×

Amazon's plan to fight counterfeiters will cost legit sellers a ton

Amazon.com is taking steps to protect big brands after a recent surge in counterfeiting, and many rule-abiding sellers are paying the price.

Online stores that want to sell brands like Nike, Adidas and Hasbro are being told they have to pay a one-time nonrefundable fee of up to $1,500 per brand, according to interviews with multiple sellers. That's after being asked to provide invoices from manufacturers or distributors that show the purchase of 30 items within the last 90 days.

The process, which started rolling out selectively last week, is called "brand gating," and it amounts to a big toll for sellers.

There will be plenty of detractors in the low-margin and highly competitive business of e-commerce. But it's a sign that Amazon, which dominates online commerce in the U.S., is taking counterfeit selling seriously. The site is making it significantly harder for unauthorized merchants to flourish.

"We want customers to be able to shop with confidence on Amazon," Erik Fairleigh, an Amazon spokesman, wrote in an e-mail. "For certain products and categories, Amazon requires additional performance checks, other qualification requirements, and fees."

So problematic is Amazon's counterfeit issue that Birkenstock took the dramatic step last month of telling third-party merchants that, as of Jan. 1, it will no longer sell on the site or allow its partners to do business in the marketplace.

Sellers are concerned that Amazon is now overreacting.

At last week's Sellers' Conference for Online Entrepreneurs in Seattle, Amazon merchants said they're being hit with seller performance complaints and suspensions at unprecedented rates.

Lesley Hensell, a partner at seller help service Online Sales Step by Step, said Amazon is charging the good guys to defeat the bad guys.

"They need to fund going after these bad actors," Hensell said in her keynote.

No list of brands or products has been publicly released, but sellers said they've been notified about the $1,500 charge to sell Nike, Adidas and Asics shoes. In different categories, Amazon is charging $1,000 to sell products from Hasbro, Lego, Pokemon and others.

According to an e-mailed statement from a Nike spokesperson, the company "does not sell on Amazon.com and our policies do not allow our authorized wholesale accounts to sell on Amazon.com." Nike didn't say how long those policies have been in place.

Hensell said she expects gating to move into more brands and categories.
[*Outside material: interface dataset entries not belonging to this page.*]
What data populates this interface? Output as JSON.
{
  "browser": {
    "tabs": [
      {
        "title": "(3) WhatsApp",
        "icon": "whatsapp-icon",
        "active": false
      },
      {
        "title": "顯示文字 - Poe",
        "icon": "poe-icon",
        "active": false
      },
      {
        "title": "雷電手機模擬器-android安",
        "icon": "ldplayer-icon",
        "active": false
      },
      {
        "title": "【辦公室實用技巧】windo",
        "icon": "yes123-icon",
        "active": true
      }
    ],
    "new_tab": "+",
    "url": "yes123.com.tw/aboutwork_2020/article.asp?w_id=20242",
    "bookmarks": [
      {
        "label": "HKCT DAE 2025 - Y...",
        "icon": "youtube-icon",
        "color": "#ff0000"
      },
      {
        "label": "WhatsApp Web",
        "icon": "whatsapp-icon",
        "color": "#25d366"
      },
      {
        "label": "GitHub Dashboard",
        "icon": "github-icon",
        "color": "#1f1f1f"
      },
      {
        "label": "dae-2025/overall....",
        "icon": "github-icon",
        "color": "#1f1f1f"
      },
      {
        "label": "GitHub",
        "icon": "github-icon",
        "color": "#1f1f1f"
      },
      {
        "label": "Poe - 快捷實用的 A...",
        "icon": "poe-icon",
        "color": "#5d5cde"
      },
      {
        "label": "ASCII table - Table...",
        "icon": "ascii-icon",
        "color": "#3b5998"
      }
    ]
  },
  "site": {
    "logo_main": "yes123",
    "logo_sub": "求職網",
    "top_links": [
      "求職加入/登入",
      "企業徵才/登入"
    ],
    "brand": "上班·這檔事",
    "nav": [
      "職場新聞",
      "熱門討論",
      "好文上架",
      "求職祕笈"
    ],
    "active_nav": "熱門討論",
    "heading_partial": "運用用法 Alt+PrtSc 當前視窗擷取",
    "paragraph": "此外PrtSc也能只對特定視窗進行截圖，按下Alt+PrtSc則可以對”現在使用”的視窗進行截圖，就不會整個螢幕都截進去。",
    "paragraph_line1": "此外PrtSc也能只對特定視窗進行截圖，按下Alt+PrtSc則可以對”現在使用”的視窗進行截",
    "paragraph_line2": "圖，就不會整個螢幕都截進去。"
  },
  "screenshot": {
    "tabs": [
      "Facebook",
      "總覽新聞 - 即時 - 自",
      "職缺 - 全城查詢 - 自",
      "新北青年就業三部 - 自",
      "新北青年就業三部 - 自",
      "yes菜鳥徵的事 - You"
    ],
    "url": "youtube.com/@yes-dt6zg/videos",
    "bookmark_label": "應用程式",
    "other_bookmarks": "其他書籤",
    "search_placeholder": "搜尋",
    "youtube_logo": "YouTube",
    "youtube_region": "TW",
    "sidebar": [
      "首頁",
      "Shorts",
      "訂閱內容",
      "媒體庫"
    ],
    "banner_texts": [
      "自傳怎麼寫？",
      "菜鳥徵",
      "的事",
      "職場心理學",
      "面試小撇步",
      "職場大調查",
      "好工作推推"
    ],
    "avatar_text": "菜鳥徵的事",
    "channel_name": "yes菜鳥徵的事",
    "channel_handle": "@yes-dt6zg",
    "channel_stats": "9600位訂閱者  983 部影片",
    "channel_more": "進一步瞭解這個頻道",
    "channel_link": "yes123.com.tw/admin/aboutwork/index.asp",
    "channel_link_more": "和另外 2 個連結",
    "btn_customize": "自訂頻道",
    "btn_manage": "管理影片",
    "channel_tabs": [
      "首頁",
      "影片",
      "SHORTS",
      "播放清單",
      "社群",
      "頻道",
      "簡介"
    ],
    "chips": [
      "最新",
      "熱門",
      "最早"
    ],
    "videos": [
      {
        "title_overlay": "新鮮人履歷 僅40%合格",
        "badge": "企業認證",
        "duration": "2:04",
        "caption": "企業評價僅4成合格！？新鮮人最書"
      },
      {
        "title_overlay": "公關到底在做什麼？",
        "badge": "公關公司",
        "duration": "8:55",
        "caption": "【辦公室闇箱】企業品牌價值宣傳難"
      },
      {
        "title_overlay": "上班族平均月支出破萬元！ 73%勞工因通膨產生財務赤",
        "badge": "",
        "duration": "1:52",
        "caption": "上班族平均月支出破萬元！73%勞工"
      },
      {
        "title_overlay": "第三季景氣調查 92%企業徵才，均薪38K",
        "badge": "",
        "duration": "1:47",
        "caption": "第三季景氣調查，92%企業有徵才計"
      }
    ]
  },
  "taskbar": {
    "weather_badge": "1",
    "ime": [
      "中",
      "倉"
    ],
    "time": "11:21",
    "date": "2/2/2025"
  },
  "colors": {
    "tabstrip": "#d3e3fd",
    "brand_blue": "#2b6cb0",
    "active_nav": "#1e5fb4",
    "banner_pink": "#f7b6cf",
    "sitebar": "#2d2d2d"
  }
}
The broader concern for merchants is that Amazon is slowly eliminating the very popular practice of retail arbitrage. The many businesses that shop around for liquidation and clearance sales and turn around and sell items for higher prices on Amazon now have to consider what happens if the e-retailer only allows listings that come from authorized resellers.

At the conference, George Lawrence, founder of shopping search tool MerchantWords.com, referred to the group as "worried arbitragers." He said he doesn't expect the practice to be eliminated anytime soon.

But one seller, who spoke on the condition of anonymity, said the new rules cut him off from selling thousands of products without extensive proof that the items were purchased from a manufacturer or distributor. Then there's the cost. To sell Samsung products, for example, he'd be forced to pay $1,000.

For sellers generating less than $1 million a year on Amazon, the charges will be cost prohibitive, he said.

As with every policy change at Amazon, the stated purpose of gating is to clean up and improve the consumer experience. The proliferation of knock-offs has been noticed by buyers and threatens the site's integrity.

Heading into the fourth quarter and the holiday season, Amazon needs customers to trust that the clothes, jewelry and gifts they're buying are real.

"Amazon feels that they're somewhat under attack and their credibility is under attack," Jeff Cohen, director of business development at Seller Labs, a site to help Amazon sellers, told the audience. "The customer is the most important thing. Sorry, it's not us."

Jeff Cohen, director of business development at Seller Labs.
Ari Levy | CNBC
Jeff Cohen, director of business development at Seller Labs.

Seller frustration is palpable. According to a survey published in January from WebRetailer and Feedvisor, 61 percent of Amazon sellers fear being banned.

Jennifer Orr, who sells beauty products on Amazon, said her sales have tanked since she was suspended for 28 days in mid-2015. At its peak, she said her business was generating annual revenue of $1.3 million, sending 15 percent to Amazon.

Orr is down by well over half even after getting reinstated because her products don't have the same visibility, and there are other items she's too frightened to sell. Orr said she and other sellers are paying for the problem brought on by the counterfeiters.

"They created a monster," Orr said. "The rules aren't clear and they change them as they go along."